What you have to do — A word-for-word copy of the following listing is needed. Leave out its images.

--- Material for this task ---

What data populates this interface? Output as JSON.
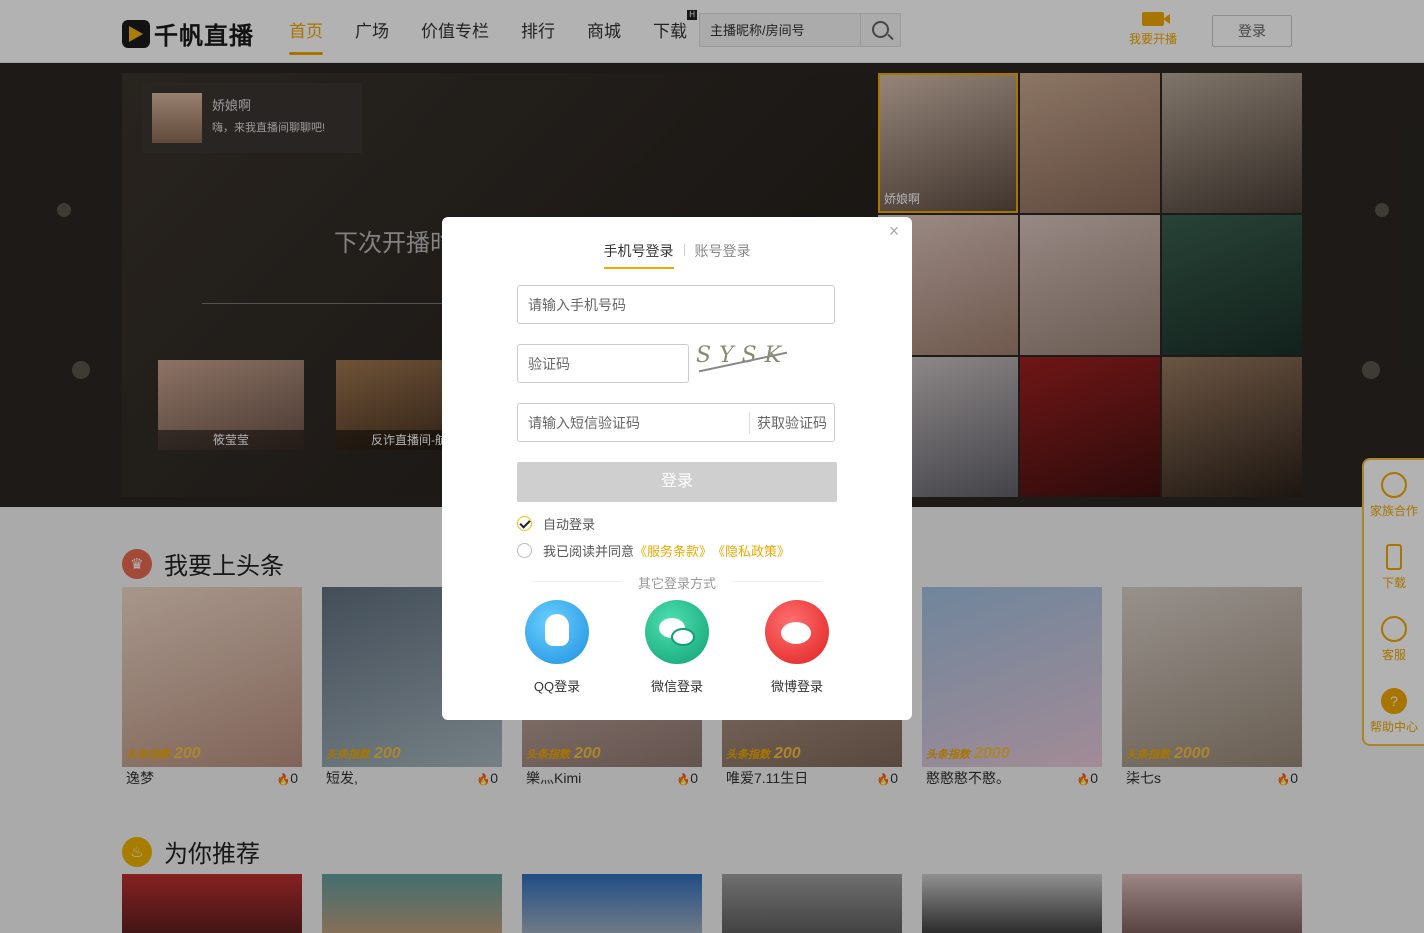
{
  "header": {
    "logo_text": "千帆直播",
    "nav": [
      {
        "label": "首页",
        "active": true
      },
      {
        "label": "广场"
      },
      {
        "label": "价值专栏"
      },
      {
        "label": "排行"
      },
      {
        "label": "商城"
      },
      {
        "label": "下载",
        "badge": "H"
      }
    ],
    "search_placeholder": "主播昵称/房间号",
    "golive_label": "我要开播",
    "login_label": "登录"
  },
  "banner": {
    "chat_name": "娇娘啊",
    "chat_msg": "嗨，来我直播间聊聊吧!",
    "next_live": "下次开播时",
    "anchors": [
      "筱莹莹",
      "反诈直播间-航"
    ],
    "grid_active_caption": "娇娘啊"
  },
  "sections": {
    "headline_title": "我要上头条",
    "recommend_title": "为你推荐",
    "score_label": "头条指数",
    "cards": [
      {
        "name": "逸梦",
        "score": "200",
        "heat": "0"
      },
      {
        "name": "短发,",
        "score": "200",
        "heat": "0"
      },
      {
        "name": "樂灬Kimi",
        "score": "200",
        "heat": "0"
      },
      {
        "name": "唯爱7.11生日",
        "score": "200",
        "heat": "0"
      },
      {
        "name": "憨憨憨不憨。",
        "score": "2000",
        "heat": "0"
      },
      {
        "name": "柒七s",
        "score": "2000",
        "heat": "0"
      }
    ]
  },
  "sidebar": {
    "items": [
      "家族合作",
      "下载",
      "客服",
      "帮助中心"
    ]
  },
  "modal": {
    "tab_phone": "手机号登录",
    "tab_account": "账号登录",
    "phone_placeholder": "请输入手机号码",
    "captcha_placeholder": "验证码",
    "captcha_text": "SYSK",
    "sms_placeholder": "请输入短信验证码",
    "sms_button": "获取验证码",
    "submit": "登录",
    "auto_login": "自动登录",
    "agree_prefix": "我已阅读并同意",
    "terms": "《服务条款》",
    "privacy": "《隐私政策》",
    "other_methods": "其它登录方式",
    "qq_label": "QQ登录",
    "wechat_label": "微信登录",
    "weibo_label": "微博登录"
  },
  "colors": {
    "accent": "#f0a800",
    "qq": "#1e8fe0",
    "wechat": "#0fa072",
    "weibo": "#e02020"
  }
}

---

Worked solution —
What data populates this interface? Output as JSON.
{
  "header": {
    "logo_text": "千帆直播",
    "nav": [
      {
        "label": "首页",
        "active": true
      },
      {
        "label": "广场"
      },
      {
        "label": "价值专栏"
      },
      {
        "label": "排行"
      },
      {
        "label": "商城"
      },
      {
        "label": "下载",
        "badge": "H"
      }
    ],
    "search_placeholder": "主播昵称/房间号",
    "golive_label": "我要开播",
    "login_label": "登录"
  },
  "banner": {
    "chat_name": "娇娘啊",
    "chat_msg": "嗨，来我直播间聊聊吧!",
    "next_live": "下次开播时",
    "anchors": [
      "筱莹莹",
      "反诈直播间-航"
    ],
    "grid_active_caption": "娇娘啊"
  },
  "sections": {
    "headline_title": "我要上头条",
    "recommend_title": "为你推荐",
    "score_label": "头条指数",
    "cards": [
      {
        "name": "逸梦",
        "score": "200",
        "heat": "0"
      },
      {
        "name": "短发,",
        "score": "200",
        "heat": "0"
      },
      {
        "name": "樂灬Kimi",
        "score": "200",
        "heat": "0"
      },
      {
        "name": "唯爱7.11生日",
        "score": "200",
        "heat": "0"
      },
      {
        "name": "憨憨憨不憨。",
        "score": "2000",
        "heat": "0"
      },
      {
        "name": "柒七s",
        "score": "2000",
        "heat": "0"
      }
    ]
  },
  "sidebar": {
    "items": [
      "家族合作",
      "下载",
      "客服",
      "帮助中心"
    ]
  },
  "modal": {
    "tab_phone": "手机号登录",
    "tab_account": "账号登录",
    "phone_placeholder": "请输入手机号码",
    "captcha_placeholder": "验证码",
    "captcha_text": "SYSK",
    "sms_placeholder": "请输入短信验证码",
    "sms_button": "获取验证码",
    "submit": "登录",
    "auto_login": "自动登录",
    "agree_prefix": "我已阅读并同意",
    "terms": "《服务条款》",
    "privacy": "《隐私政策》",
    "other_methods": "其它登录方式",
    "qq_label": "QQ登录",
    "wechat_label": "微信登录",
    "weibo_label": "微博登录"
  },
  "colors": {
    "accent": "#f0a800",
    "qq": "#1e8fe0",
    "wechat": "#0fa072",
    "weibo": "#e02020"
  }
}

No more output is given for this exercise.